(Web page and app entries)
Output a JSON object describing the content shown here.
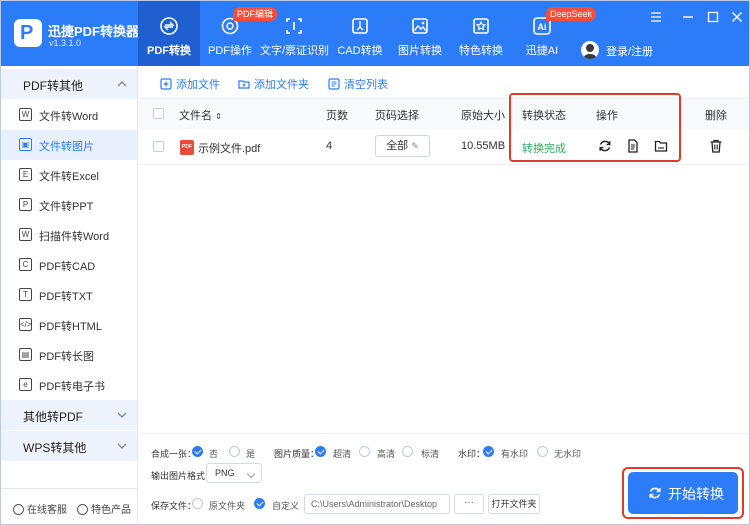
{
  "app": {
    "name": "迅捷PDF转换器",
    "version": "v1.3.1.0"
  },
  "nav": {
    "tabs": [
      {
        "label": "PDF转换",
        "icon": "convert-icon",
        "active": true
      },
      {
        "label": "PDF操作",
        "icon": "pdf-operation-icon",
        "badge": "PDF编辑"
      },
      {
        "label": "文字/票证识别",
        "icon": "ocr-icon"
      },
      {
        "label": "CAD转换",
        "icon": "cad-icon"
      },
      {
        "label": "图片转换",
        "icon": "image-icon"
      },
      {
        "label": "特色转换",
        "icon": "star-icon"
      },
      {
        "label": "迅捷AI",
        "icon": "ai-icon",
        "badge": "DeepSeek"
      }
    ],
    "login": "登录/注册"
  },
  "sidebar": {
    "groups": [
      {
        "title": "PDF转其他",
        "expanded": true
      },
      {
        "title": "其他转PDF",
        "expanded": false
      },
      {
        "title": "WPS转其他",
        "expanded": false
      }
    ],
    "items": [
      {
        "label": "文件转Word",
        "icon": "word-icon",
        "glyph": "W"
      },
      {
        "label": "文件转图片",
        "icon": "image-icon",
        "glyph": "▣",
        "active": true
      },
      {
        "label": "文件转Excel",
        "icon": "excel-icon",
        "glyph": "E"
      },
      {
        "label": "文件转PPT",
        "icon": "ppt-icon",
        "glyph": "P"
      },
      {
        "label": "扫描件转Word",
        "icon": "scan-icon",
        "glyph": "W"
      },
      {
        "label": "PDF转CAD",
        "icon": "cad-icon",
        "glyph": "C"
      },
      {
        "label": "PDF转TXT",
        "icon": "txt-icon",
        "glyph": "T"
      },
      {
        "label": "PDF转HTML",
        "icon": "html-icon",
        "glyph": "</>"
      },
      {
        "label": "PDF转长图",
        "icon": "long-image-icon",
        "glyph": "▤"
      },
      {
        "label": "PDF转电子书",
        "icon": "ebook-icon",
        "glyph": "e"
      }
    ],
    "footer": {
      "service": "在线客服",
      "products": "特色产品"
    }
  },
  "toolbar": {
    "add_file": "添加文件",
    "add_folder": "添加文件夹",
    "clear_list": "清空列表"
  },
  "table": {
    "headers": {
      "name": "文件名",
      "pages": "页数",
      "page_select": "页码选择",
      "size": "原始大小",
      "status": "转换状态",
      "ops": "操作",
      "delete": "删除"
    },
    "rows": [
      {
        "name": "示例文件.pdf",
        "pages": "4",
        "page_select": "全部",
        "size": "10.55MB",
        "status": "转换完成"
      }
    ]
  },
  "settings": {
    "merge_label": "合成一张：",
    "merge_options": [
      "否",
      "是"
    ],
    "merge_selected": "否",
    "quality_label": "图片质量：",
    "quality_options": [
      "超清",
      "高清",
      "标清"
    ],
    "quality_selected": "超清",
    "watermark_label": "水印：",
    "watermark_options": [
      "有水印",
      "无水印"
    ],
    "watermark_selected": "有水印",
    "format_label": "输出图片格式：",
    "format_value": "PNG",
    "save_label": "保存文件：",
    "save_options": [
      "原文件夹",
      "自定义"
    ],
    "save_selected": "自定义",
    "save_path": "C:\\Users\\Administrator\\Desktop",
    "browse_label": "···",
    "open_folder": "打开文件夹"
  },
  "start_button": "开始转换",
  "colors": {
    "primary": "#2d7cf7",
    "success": "#2eab5b",
    "highlight": "#e03a2c",
    "badge": "#ff4b3a"
  }
}
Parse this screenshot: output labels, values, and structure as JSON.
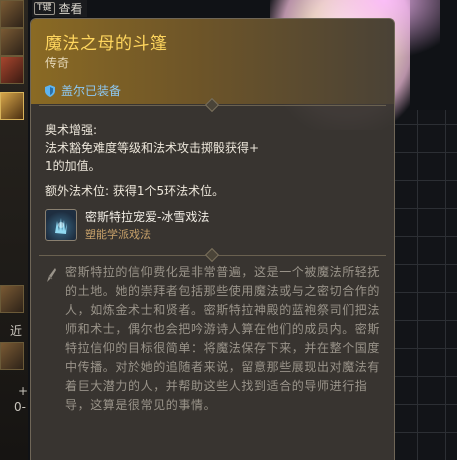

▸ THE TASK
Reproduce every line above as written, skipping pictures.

▸ SOLUTION TO THE EXERCISE
Output a JSON object describing the content shown here.
{
  "app": {
    "name": "迅捷PDF转换器",
    "version": "v1.3.1.0"
  },
  "nav": {
    "tabs": [
      {
        "label": "PDF转换",
        "icon": "convert-icon",
        "active": true
      },
      {
        "label": "PDF操作",
        "icon": "pdf-operation-icon",
        "badge": "PDF编辑"
      },
      {
        "label": "文字/票证识别",
        "icon": "ocr-icon"
      },
      {
        "label": "CAD转换",
        "icon": "cad-icon"
      },
      {
        "label": "图片转换",
        "icon": "image-icon"
      },
      {
        "label": "特色转换",
        "icon": "star-icon"
      },
      {
        "label": "迅捷AI",
        "icon": "ai-icon",
        "badge": "DeepSeek"
      }
    ],
    "login": "登录/注册"
  },
  "sidebar": {
    "groups": [
      {
        "title": "PDF转其他",
        "expanded": true
      },
      {
        "title": "其他转PDF",
        "expanded": false
      },
      {
        "title": "WPS转其他",
        "expanded": false
      }
    ],
    "items": [
      {
        "label": "文件转Word",
        "icon": "word-icon",
        "glyph": "W"
      },
      {
        "label": "文件转图片",
        "icon": "image-icon",
        "glyph": "▣",
        "active": true
      },
      {
        "label": "文件转Excel",
        "icon": "excel-icon",
        "glyph": "E"
      },
      {
        "label": "文件转PPT",
        "icon": "ppt-icon",
        "glyph": "P"
      },
      {
        "label": "扫描件转Word",
        "icon": "scan-icon",
        "glyph": "W"
      },
      {
        "label": "PDF转CAD",
        "icon": "cad-icon",
        "glyph": "C"
      },
      {
        "label": "PDF转TXT",
        "icon": "txt-icon",
        "glyph": "T"
      },
      {
        "label": "PDF转HTML",
        "icon": "html-icon",
        "glyph": "</>"
      },
      {
        "label": "PDF转长图",
        "icon": "long-image-icon",
        "glyph": "▤"
      },
      {
        "label": "PDF转电子书",
        "icon": "ebook-icon",
        "glyph": "e"
      }
    ],
    "footer": {
      "service": "在线客服",
      "products": "特色产品"
    }
  },
  "toolbar": {
    "add_file": "添加文件",
    "add_folder": "添加文件夹",
    "clear_list": "清空列表"
  },
  "table": {
    "headers": {
      "name": "文件名",
      "pages": "页数",
      "page_select": "页码选择",
      "size": "原始大小",
      "status": "转换状态",
      "ops": "操作",
      "delete": "删除"
    },
    "rows": [
      {
        "name": "示例文件.pdf",
        "pages": "4",
        "page_select": "全部",
        "size": "10.55MB",
        "status": "转换完成"
      }
    ]
  },
  "settings": {
    "merge_label": "合成一张：",
    "merge_options": [
      "否",
      "是"
    ],
    "merge_selected": "否",
    "quality_label": "图片质量：",
    "quality_options": [
      "超清",
      "高清",
      "标清"
    ],
    "quality_selected": "超清",
    "watermark_label": "水印：",
    "watermark_options": [
      "有水印",
      "无水印"
    ],
    "watermark_selected": "有水印",
    "format_label": "输出图片格式：",
    "format_value": "PNG",
    "save_label": "保存文件：",
    "save_options": [
      "原文件夹",
      "自定义"
    ],
    "save_selected": "自定义",
    "save_path": "C:\\Users\\Administrator\\Desktop",
    "browse_label": "···",
    "open_folder": "打开文件夹"
  },
  "start_button": "开始转换",
  "colors": {
    "primary": "#2d7cf7",
    "success": "#2eab5b",
    "highlight": "#e03a2c",
    "badge": "#ff4b3a"
  }
}
Parse this screenshot: output labels, values, and structure as JSON.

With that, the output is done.